▸ **STUDY MATERIAL**
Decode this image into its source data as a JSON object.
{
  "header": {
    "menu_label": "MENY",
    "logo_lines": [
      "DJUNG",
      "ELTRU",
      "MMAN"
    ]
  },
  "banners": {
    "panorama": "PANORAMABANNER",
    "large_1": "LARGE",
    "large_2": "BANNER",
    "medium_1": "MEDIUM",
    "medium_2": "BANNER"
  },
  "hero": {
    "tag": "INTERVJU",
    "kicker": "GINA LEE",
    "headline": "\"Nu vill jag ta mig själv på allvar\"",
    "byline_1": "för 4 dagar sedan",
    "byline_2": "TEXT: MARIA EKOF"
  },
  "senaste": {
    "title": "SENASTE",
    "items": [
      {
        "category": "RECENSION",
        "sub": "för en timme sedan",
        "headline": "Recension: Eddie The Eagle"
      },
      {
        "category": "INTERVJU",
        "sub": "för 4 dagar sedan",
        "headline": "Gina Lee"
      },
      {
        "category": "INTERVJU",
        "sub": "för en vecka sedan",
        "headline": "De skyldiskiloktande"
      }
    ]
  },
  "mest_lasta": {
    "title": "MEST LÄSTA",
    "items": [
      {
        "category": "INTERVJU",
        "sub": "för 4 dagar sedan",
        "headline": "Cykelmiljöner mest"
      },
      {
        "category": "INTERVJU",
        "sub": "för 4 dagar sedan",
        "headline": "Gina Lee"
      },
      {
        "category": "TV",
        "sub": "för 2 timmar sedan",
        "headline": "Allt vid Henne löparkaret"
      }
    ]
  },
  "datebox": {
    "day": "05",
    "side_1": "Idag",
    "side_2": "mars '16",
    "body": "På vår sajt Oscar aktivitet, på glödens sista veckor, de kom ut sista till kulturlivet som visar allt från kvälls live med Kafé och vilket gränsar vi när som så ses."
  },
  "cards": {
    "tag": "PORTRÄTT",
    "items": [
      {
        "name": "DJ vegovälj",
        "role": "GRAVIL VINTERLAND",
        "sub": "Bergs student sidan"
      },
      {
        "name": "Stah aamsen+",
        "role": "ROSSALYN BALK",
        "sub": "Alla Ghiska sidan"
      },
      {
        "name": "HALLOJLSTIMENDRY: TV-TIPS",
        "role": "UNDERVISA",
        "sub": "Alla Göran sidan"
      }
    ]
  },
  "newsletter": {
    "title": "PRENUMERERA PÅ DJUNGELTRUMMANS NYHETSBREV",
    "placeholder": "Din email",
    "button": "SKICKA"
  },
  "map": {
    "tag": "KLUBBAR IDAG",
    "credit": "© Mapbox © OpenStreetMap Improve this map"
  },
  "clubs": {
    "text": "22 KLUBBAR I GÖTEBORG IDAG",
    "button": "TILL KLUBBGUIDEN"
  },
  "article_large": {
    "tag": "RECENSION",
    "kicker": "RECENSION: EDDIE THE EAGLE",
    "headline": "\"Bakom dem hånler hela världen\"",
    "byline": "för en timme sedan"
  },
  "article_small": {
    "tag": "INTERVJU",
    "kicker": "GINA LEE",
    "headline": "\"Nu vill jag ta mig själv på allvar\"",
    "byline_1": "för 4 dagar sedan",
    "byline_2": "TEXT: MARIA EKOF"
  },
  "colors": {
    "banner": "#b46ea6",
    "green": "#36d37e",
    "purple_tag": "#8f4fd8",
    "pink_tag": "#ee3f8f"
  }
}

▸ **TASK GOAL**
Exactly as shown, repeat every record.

▸ **YOUR SOLUTION**
Decode this image into its source data as a JSON object.
{
  "header": {
    "menu_label": "MENY",
    "logo_lines": [
      "DJUNG",
      "ELTRU",
      "MMAN"
    ]
  },
  "banners": {
    "panorama": "PANORAMABANNER",
    "large_1": "LARGE",
    "large_2": "BANNER",
    "medium_1": "MEDIUM",
    "medium_2": "BANNER"
  },
  "hero": {
    "tag": "INTERVJU",
    "kicker": "GINA LEE",
    "headline": "\"Nu vill jag ta mig själv på allvar\"",
    "byline_1": "för 4 dagar sedan",
    "byline_2": "TEXT: MARIA EKOF"
  },
  "senaste": {
    "title": "SENASTE",
    "items": [
      {
        "category": "RECENSION",
        "sub": "för en timme sedan",
        "headline": "Recension: Eddie The Eagle"
      },
      {
        "category": "INTERVJU",
        "sub": "för 4 dagar sedan",
        "headline": "Gina Lee"
      },
      {
        "category": "INTERVJU",
        "sub": "för en vecka sedan",
        "headline": "De skyldiskiloktande"
      }
    ]
  },
  "mest_lasta": {
    "title": "MEST LÄSTA",
    "items": [
      {
        "category": "INTERVJU",
        "sub": "för 4 dagar sedan",
        "headline": "Cykelmiljöner mest"
      },
      {
        "category": "INTERVJU",
        "sub": "för 4 dagar sedan",
        "headline": "Gina Lee"
      },
      {
        "category": "TV",
        "sub": "för 2 timmar sedan",
        "headline": "Allt vid Henne löparkaret"
      }
    ]
  },
  "datebox": {
    "day": "05",
    "side_1": "Idag",
    "side_2": "mars '16",
    "body": "På vår sajt Oscar aktivitet, på glödens sista veckor, de kom ut sista till kulturlivet som visar allt från kvälls live med Kafé och vilket gränsar vi när som så ses."
  },
  "cards": {
    "tag": "PORTRÄTT",
    "items": [
      {
        "name": "DJ vegovälj",
        "role": "GRAVIL VINTERLAND",
        "sub": "Bergs student sidan"
      },
      {
        "name": "Stah aamsen+",
        "role": "ROSSALYN BALK",
        "sub": "Alla Ghiska sidan"
      },
      {
        "name": "HALLOJLSTIMENDRY: TV-TIPS",
        "role": "UNDERVISA",
        "sub": "Alla Göran sidan"
      }
    ]
  },
  "newsletter": {
    "title": "PRENUMERERA PÅ DJUNGELTRUMMANS NYHETSBREV",
    "placeholder": "Din email",
    "button": "SKICKA"
  },
  "map": {
    "tag": "KLUBBAR IDAG",
    "credit": "© Mapbox © OpenStreetMap Improve this map"
  },
  "clubs": {
    "text": "22 KLUBBAR I GÖTEBORG IDAG",
    "button": "TILL KLUBBGUIDEN"
  },
  "article_large": {
    "tag": "RECENSION",
    "kicker": "RECENSION: EDDIE THE EAGLE",
    "headline": "\"Bakom dem hånler hela världen\"",
    "byline": "för en timme sedan"
  },
  "article_small": {
    "tag": "INTERVJU",
    "kicker": "GINA LEE",
    "headline": "\"Nu vill jag ta mig själv på allvar\"",
    "byline_1": "för 4 dagar sedan",
    "byline_2": "TEXT: MARIA EKOF"
  },
  "colors": {
    "banner": "#b46ea6",
    "green": "#36d37e",
    "purple_tag": "#8f4fd8",
    "pink_tag": "#ee3f8f"
  }
}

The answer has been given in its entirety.